Meanwhile, Slovakia's POLP expects to continue pressing individual lawsuits on behalf of some of the women who were sterilized. They have already won a minor victory by finally obtaining the medical records in three cases -- hospitals were denying lawyers access to them despite Slovakia's regulations about availability of files to patients and their representatives.

Yet they still face an uphill battle. Before a civil case for damages in medical malpractice can be filed in Slovakia, the plaintiff must have a medical expert assess the damages using a standard table of values, i.e. for loss of a limb. Only doctors may make the evaluation.
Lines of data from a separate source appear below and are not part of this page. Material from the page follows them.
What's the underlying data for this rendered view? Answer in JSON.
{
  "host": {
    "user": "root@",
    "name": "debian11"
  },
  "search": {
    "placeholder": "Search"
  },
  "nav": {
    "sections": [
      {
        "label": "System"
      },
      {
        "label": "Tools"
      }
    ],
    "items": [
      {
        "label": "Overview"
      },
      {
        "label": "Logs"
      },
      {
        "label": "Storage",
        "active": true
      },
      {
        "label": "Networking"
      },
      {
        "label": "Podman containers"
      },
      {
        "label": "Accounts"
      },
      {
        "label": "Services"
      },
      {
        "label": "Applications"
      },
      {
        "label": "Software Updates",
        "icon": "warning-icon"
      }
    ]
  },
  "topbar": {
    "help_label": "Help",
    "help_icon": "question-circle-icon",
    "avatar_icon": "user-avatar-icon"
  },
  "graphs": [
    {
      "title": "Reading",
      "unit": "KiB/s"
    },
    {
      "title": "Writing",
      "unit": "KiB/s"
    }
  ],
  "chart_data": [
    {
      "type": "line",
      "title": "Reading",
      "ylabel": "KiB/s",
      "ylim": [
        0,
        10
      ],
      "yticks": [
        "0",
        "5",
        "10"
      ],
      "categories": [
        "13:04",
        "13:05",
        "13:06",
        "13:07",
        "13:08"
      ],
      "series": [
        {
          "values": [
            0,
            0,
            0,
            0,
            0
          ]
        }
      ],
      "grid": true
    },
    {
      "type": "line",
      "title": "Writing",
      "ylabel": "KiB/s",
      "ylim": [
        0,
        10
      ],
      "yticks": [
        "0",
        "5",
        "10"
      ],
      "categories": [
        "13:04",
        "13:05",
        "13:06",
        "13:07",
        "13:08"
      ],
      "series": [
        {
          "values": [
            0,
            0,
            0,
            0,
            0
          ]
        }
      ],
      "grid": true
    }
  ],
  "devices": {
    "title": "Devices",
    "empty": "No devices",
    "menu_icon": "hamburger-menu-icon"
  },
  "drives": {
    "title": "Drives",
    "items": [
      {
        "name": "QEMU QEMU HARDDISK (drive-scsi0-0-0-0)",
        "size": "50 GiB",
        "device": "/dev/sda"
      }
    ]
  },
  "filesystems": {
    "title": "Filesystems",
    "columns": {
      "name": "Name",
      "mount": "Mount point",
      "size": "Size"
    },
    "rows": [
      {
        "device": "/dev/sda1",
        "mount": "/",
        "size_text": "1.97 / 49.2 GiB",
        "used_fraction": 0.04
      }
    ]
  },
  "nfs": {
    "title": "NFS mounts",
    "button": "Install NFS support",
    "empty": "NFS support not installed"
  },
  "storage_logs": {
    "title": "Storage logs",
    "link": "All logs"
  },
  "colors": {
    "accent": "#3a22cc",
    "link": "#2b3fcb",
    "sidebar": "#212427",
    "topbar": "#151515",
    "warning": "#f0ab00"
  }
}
So far, the NGOs have been unable to find an obstetrician willing to come and evaluate the cases and testify in court. The task is further complicated by the requirement that the doctor must come from the region where the claim is being filed. Lawyers are concerned that even if they do eventually get a court decision finding damages, it will be very hard to enforce. If they encounter difficulties over time, they plan to take the cases to the European Court of Human Rights, after first exhausting local remedies.

Given the pressure put on women by authorities, as well the problem of some accounts not being able to meet the test for evidentiary standards, another option to address the claims is a commission to hear complaints and find remedies. Gil-Robles urged, in addition to legislative improvements, that Slovak authorities should "undertake to offer a speedy, fair, efficient, and just redress" through the creation of an independent commission to deal with compensation and an apology -- without waiving claims before the courts. Zampas, who is based in Stockholm, said Sweden created a similar commission to deal with its own past cases of forced sterilization, and the model may be applicable to Slovakia.
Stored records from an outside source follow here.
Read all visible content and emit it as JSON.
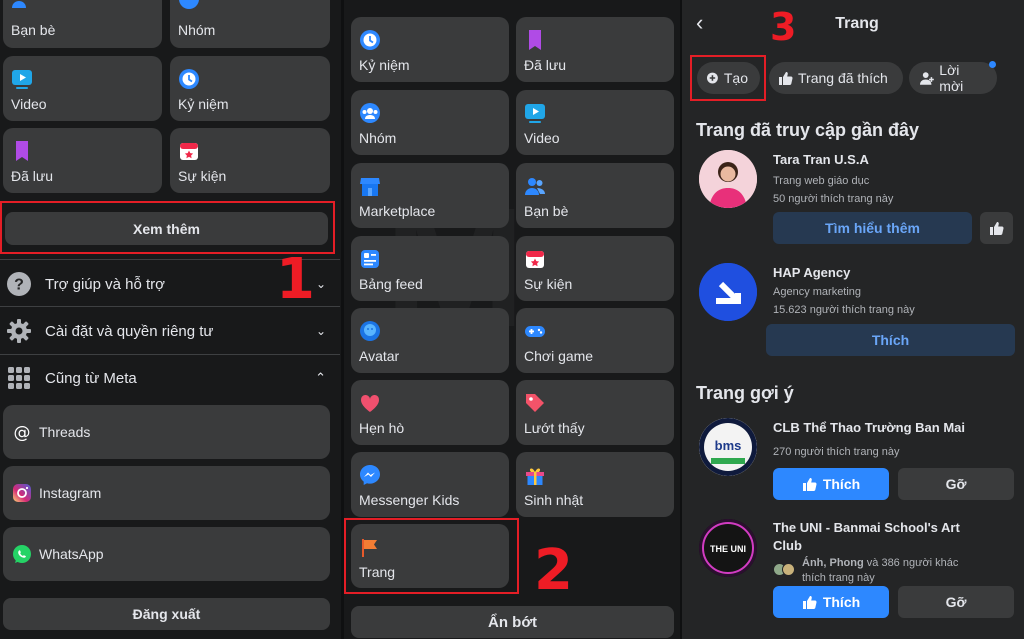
{
  "left": {
    "tiles": [
      {
        "label": "Bạn bè",
        "icon": "friends-icon"
      },
      {
        "label": "Nhóm",
        "icon": "groups-icon"
      },
      {
        "label": "Video",
        "icon": "video-icon"
      },
      {
        "label": "Kỷ niệm",
        "icon": "memories-icon"
      },
      {
        "label": "Đã lưu",
        "icon": "saved-icon"
      },
      {
        "label": "Sự kiện",
        "icon": "events-icon"
      }
    ],
    "see_more": "Xem thêm",
    "help": "Trợ giúp và hỗ trợ",
    "settings": "Cài đặt và quyền riêng tư",
    "meta": "Cũng từ Meta",
    "apps": [
      "Threads",
      "Instagram",
      "WhatsApp"
    ],
    "logout": "Đăng xuất"
  },
  "middle": {
    "tiles": [
      {
        "label": "Kỷ niệm"
      },
      {
        "label": "Đã lưu"
      },
      {
        "label": "Nhóm"
      },
      {
        "label": "Video"
      },
      {
        "label": "Marketplace"
      },
      {
        "label": "Bạn bè"
      },
      {
        "label": "Bảng feed"
      },
      {
        "label": "Sự kiện"
      },
      {
        "label": "Avatar"
      },
      {
        "label": "Chơi game"
      },
      {
        "label": "Hẹn hò"
      },
      {
        "label": "Lướt thấy"
      },
      {
        "label": "Messenger Kids"
      },
      {
        "label": "Sinh nhật"
      },
      {
        "label": "Trang"
      }
    ],
    "hide_less": "Ẩn bớt"
  },
  "right": {
    "title": "Trang",
    "chips": {
      "create": "Tạo",
      "liked": "Trang đã thích",
      "invites": "Lời mời"
    },
    "recent_title": "Trang đã truy cập gần đây",
    "recent": [
      {
        "name": "Tara Tran U.S.A",
        "type": "Trang web giáo dục",
        "likes": "50 người thích trang này",
        "action": "Tìm hiểu thêm"
      },
      {
        "name": "HAP Agency",
        "type": "Agency marketing",
        "likes": "15.623 người thích trang này",
        "action": "Thích"
      }
    ],
    "suggest_title": "Trang gợi ý",
    "suggest": [
      {
        "name": "CLB Thể Thao Trường Ban Mai",
        "likes": "270 người thích trang này",
        "like": "Thích",
        "remove": "Gỡ",
        "logo": "bms"
      },
      {
        "name1": "The UNI - Banmai School's Art",
        "name2": "Club",
        "friends_bold": "Ánh, Phong",
        "friends_rest": " và 386 người khác",
        "likes2": "thích trang này",
        "like": "Thích",
        "remove": "Gỡ",
        "logo": "THE UNI"
      }
    ]
  },
  "steps": [
    "1",
    "2",
    "3"
  ],
  "colors": {
    "accent_red": "#e41e26",
    "fb_blue": "#2d88ff",
    "tile_bg": "#3a3b3c"
  }
}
Some Western officials believe that police and court proceedings are not going to address the issue effectively, given the state of the judicial system, still undergoing reform. They fear that the plaintiffs run the risk of investigations turning up nothing, or having their claims declared invalid -- a fear borne out by the government's closure of its most recent investigation. The alternative resolution, through a commission, holds the prospect of both providing victims reparations and keeping the issue focused on the damage done to victims, rather than on their circumstances or their ability to provide reports.

GEORGIA. "Chess, Poker, or Roulette?" In the wake of the disputed 2 November parliamentary elections, Georgian President Eduard Shevardnadze is struggling to prevent control of the legislature passing into the hands of the Georgian opposition who, he alleges, will "devastate and destroy everything." Whether he succeeds in doing so will depend primarily on the tactical and strategic skills of both parties, and the cohesion of the various interest groups currently backing them.

RUSSIA. "Meskhetian Turks as a Particularly Vulnerable Group," a report by the Moscow Helsinki Group.

SLOVAKIA. "Recommendation of the Commissioner for Human Rights Concerning Certain Aspects of Law and Practice Relating to Sterilization of Women in the Slovak Republic" (17 October 2003). Documents/CommDH(2003)12_E.asp

Latest press releases and report, "Body and Soul: Forced Sterilization and Other Assaults on Roma Reproductive Freedom in Slovakia," by the Center for Reproductive Rights.